coronavirus
Particles of the MERS coronavirus that affected the MIddle East. Photo: NIAD

The Chinese city of Wuhan is shutting off public transport, including the airport, as authorities attempt to contain a new virus in a strategy that mirrors a Hollywood script.

The airport and train stations, as well as bus, subway and ferry networks, will be closed Thursday in amove the World Health Organization has said will not control the coronavirus outbreak and minimize its spread internationally.

The WHO’s emergency committee will meet again Thursday to discuss whether to declare a global emergency over the virus.

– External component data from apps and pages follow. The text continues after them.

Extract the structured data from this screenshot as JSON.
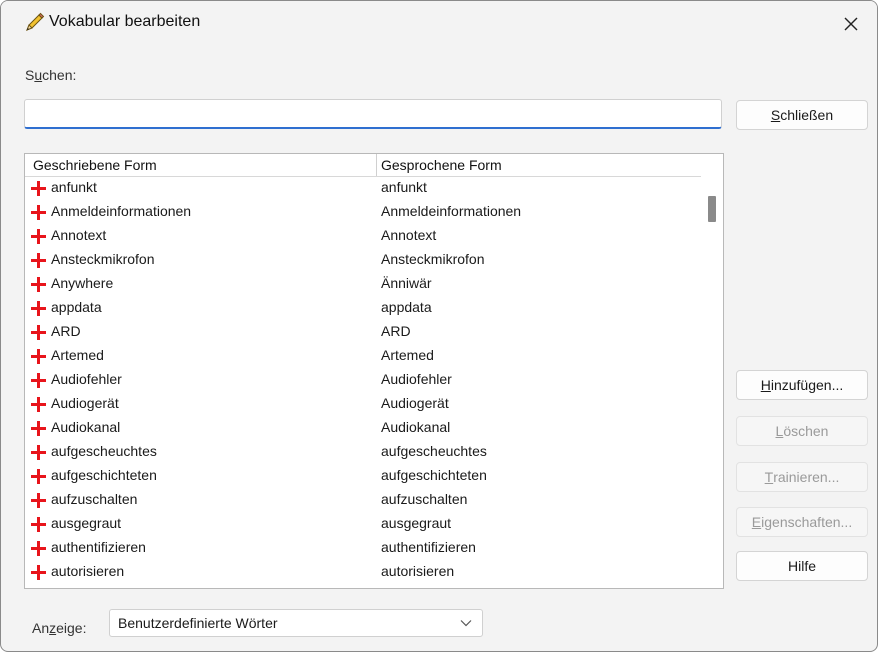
{
  "window": {
    "title": "Vokabular bearbeiten",
    "icon": "pencil-icon",
    "close_icon": "close-icon"
  },
  "search": {
    "label_pre": "S",
    "label_accel": "u",
    "label_post": "chen:",
    "value": "",
    "placeholder": ""
  },
  "buttons": {
    "close_accel": "S",
    "close_rest": "chließen",
    "add_accel": "H",
    "add_rest": "inzufügen...",
    "delete_accel": "L",
    "delete_rest": "öschen",
    "train_accel": "T",
    "train_rest": "rainieren...",
    "props_accel": "E",
    "props_rest": "igenschaften...",
    "help": "Hilfe"
  },
  "list": {
    "columns": [
      "Geschriebene Form",
      "Gesprochene Form"
    ],
    "rows": [
      {
        "written": "anfunkt",
        "spoken": "anfunkt"
      },
      {
        "written": "Anmeldeinformationen",
        "spoken": "Anmeldeinformationen"
      },
      {
        "written": "Annotext",
        "spoken": "Annotext"
      },
      {
        "written": "Ansteckmikrofon",
        "spoken": "Ansteckmikrofon"
      },
      {
        "written": "Anywhere",
        "spoken": "Änniwär"
      },
      {
        "written": "appdata",
        "spoken": "appdata"
      },
      {
        "written": "ARD",
        "spoken": "ARD"
      },
      {
        "written": "Artemed",
        "spoken": "Artemed"
      },
      {
        "written": "Audiofehler",
        "spoken": "Audiofehler"
      },
      {
        "written": "Audiogerät",
        "spoken": "Audiogerät"
      },
      {
        "written": "Audiokanal",
        "spoken": "Audiokanal"
      },
      {
        "written": "aufgescheuchtes",
        "spoken": "aufgescheuchtes"
      },
      {
        "written": "aufgeschichteten",
        "spoken": "aufgeschichteten"
      },
      {
        "written": "aufzuschalten",
        "spoken": "aufzuschalten"
      },
      {
        "written": "ausgegraut",
        "spoken": "ausgegraut"
      },
      {
        "written": "authentifizieren",
        "spoken": "authentifizieren"
      },
      {
        "written": "autorisieren",
        "spoken": "autorisieren"
      }
    ],
    "row_icon": "add-plus-icon"
  },
  "view": {
    "label_pre": "An",
    "label_accel": "z",
    "label_post": "eige:",
    "selected": "Benutzerdefinierte Wörter"
  },
  "colors": {
    "accent": "#2f6fd0",
    "plus_icon": "#e8141b",
    "disabled_text": "#9a9a9a"
  }
}
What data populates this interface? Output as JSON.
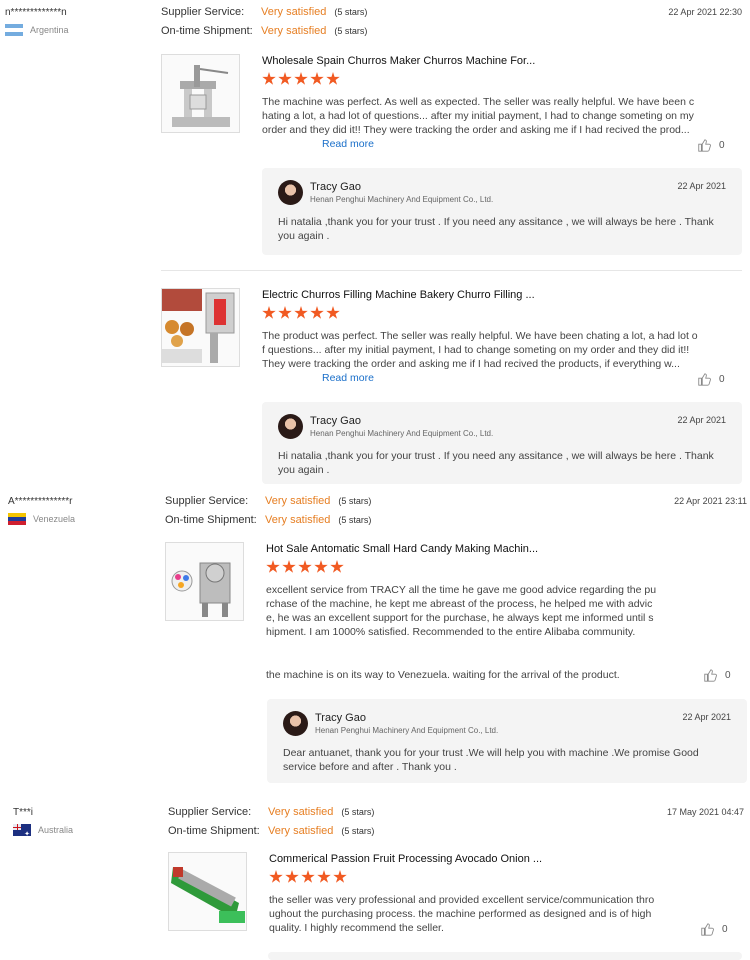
{
  "common": {
    "supplier_label": "Supplier Service:",
    "shipment_label": "On-time Shipment:",
    "rating_value": "Very satisfied",
    "stars_label": "(5 stars)",
    "read_more": "Read more"
  },
  "reviews": [
    {
      "user": "n*************n",
      "country": "Argentina",
      "date": "22 Apr 2021 22:30",
      "products": [
        {
          "title": "Wholesale Spain Churros Maker Churros Machine For...",
          "text": "The machine was perfect. As well as expected. The seller was really helpful. We have been chating a lot, a had lot of questions... after my initial payment, I had to change someting on my order and they did it!! They were tracking the order and asking me if I had recived the prod...",
          "likes": "0",
          "reply": {
            "name": "Tracy Gao",
            "company": "Henan Penghui Machinery And Equipment Co., Ltd.",
            "date": "22 Apr 2021",
            "text": "Hi natalia ,thank you for your trust . If you need any assitance , we will  always be here . Thank you again ."
          }
        },
        {
          "title": "Electric Churros Filling Machine Bakery Churro Filling ...",
          "text": "The product was perfect. The seller was really helpful. We have been chating a lot, a had lot of questions... after my initial payment, I had to change someting on my order and they did it!! They were tracking the order and asking me if I had recived the products, if everything w...",
          "likes": "0",
          "reply": {
            "name": "Tracy Gao",
            "company": "Henan Penghui Machinery And Equipment Co., Ltd.",
            "date": "22 Apr 2021",
            "text": "Hi natalia ,thank you for your trust . If you need any assitance , we will  always be here . Thank you again ."
          }
        }
      ]
    },
    {
      "user": "A**************r",
      "country": "Venezuela",
      "date": "22 Apr 2021 23:11",
      "products": [
        {
          "title": "Hot Sale Antomatic Small Hard Candy Making Machin...",
          "text": "excellent service from TRACY all the time he gave me good advice regarding the purchase of the machine, he kept me abreast of the process, he helped me with advice, he was an excellent support for the purchase, he always kept me informed until shipment. I am 1000% satisfied. Recommended to the entire Alibaba community.",
          "text2": "the machine is on its way to Venezuela. waiting for the arrival of the product.",
          "likes": "0",
          "reply": {
            "name": "Tracy Gao",
            "company": "Henan Penghui Machinery And Equipment Co., Ltd.",
            "date": "22 Apr 2021",
            "text": "Dear antuanet, thank you for your trust .We will  help you with machine .We promise Good service  before and after . Thank you ."
          }
        }
      ]
    },
    {
      "user": "T***i",
      "country": "Australia",
      "date": "17 May 2021 04:47",
      "products": [
        {
          "title": "Commerical Passion Fruit Processing Avocado Onion ...",
          "text": "the seller was very professional and provided excellent service/communication throughout the purchasing process. the machine performed as designed and is of high quality. I highly recommend the seller.",
          "likes": "0"
        }
      ]
    }
  ],
  "colors": {
    "accent": "#e67e22",
    "star": "#f15a22",
    "link": "#1a6fc9"
  }
}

Inbound screening of flights from affected areas has now been introduced at airports in countries such as the US, the UK and Australia as well as airports across Asia.

READ: US expands Wuhan virus screening to Atlanta and Chicago.

Officials had been warning people in Wuhan not to travel but the decision, on the eve of the busy Chinese New Year travel period, shuts down all but private travel.

The Chinese national health commission has banned the sale of poultry in Wuhan, banned poultry and wild animals from entering the city and canceled public activities during the New Year holiday.

Figures are changing constantly but the latest reports say the death toll has climbed to 17 and there are now 500 confirmed cases of the disease.

The virus has already been detected in other parts of China, the US, Thailand, Japan and South Korea. However, a suspected Australian case tested negative.

The 2019-nCoV virus is believed to have originated in a seafood market in Wuhan that sold animals illegally.

There are fears the virus is mutating and that it could spread more easily than first thought.

China’s Centre for Disease Control said Wednesday the virus was spread mainly through the respiratory tract and that there was “a possibility of viral mutation and further spread of the disease”.

But it does not seem as deadly as the SARS virus that killed hundreds of people in the early 2000s.

Opportunities for the disease to spread beyond China are now much greater as Chinese airlines have aggressively expanded international operations since the 2003 SARS outbreak and outbound tourism has grown substantially.

Fears about the spread of SARS had a big impact on airlines in 2002-03 as skittish travelers, particularly in Asia, canceled their travel plans.

Those worries are again surfacing and Hong Kong-based Cathay Pacific is allowing flight attendants to wear surgical masks on all routes after workers accused the airline of violating their rights by limiting the masks to routes to China.

However, the International Air Transport Association said it was too soon to gauge the impact of the outbreak.

IATA said it was closely monitoring developments and was actively enagaged with the WHO and the US Centers for Disease Control.

It noted that the WHO was advising against any travel restrictions on China “based on the information currently available on this event”.

“In case of symptoms suggestive to respiratory illness before, during or after travel, travelers are encouraged to seek medical attention and share travel history with their health care providerr,” it said.

According to the US CDC, Coronaviruses are a large family of viruses that generally circulate among animals such as camels, cats and bats.

In rare circumstances, animal coronaviruses can evolve and infect people and then spread between people, such as was the case SARS and Middle East Respiratory Syndrome (MERS).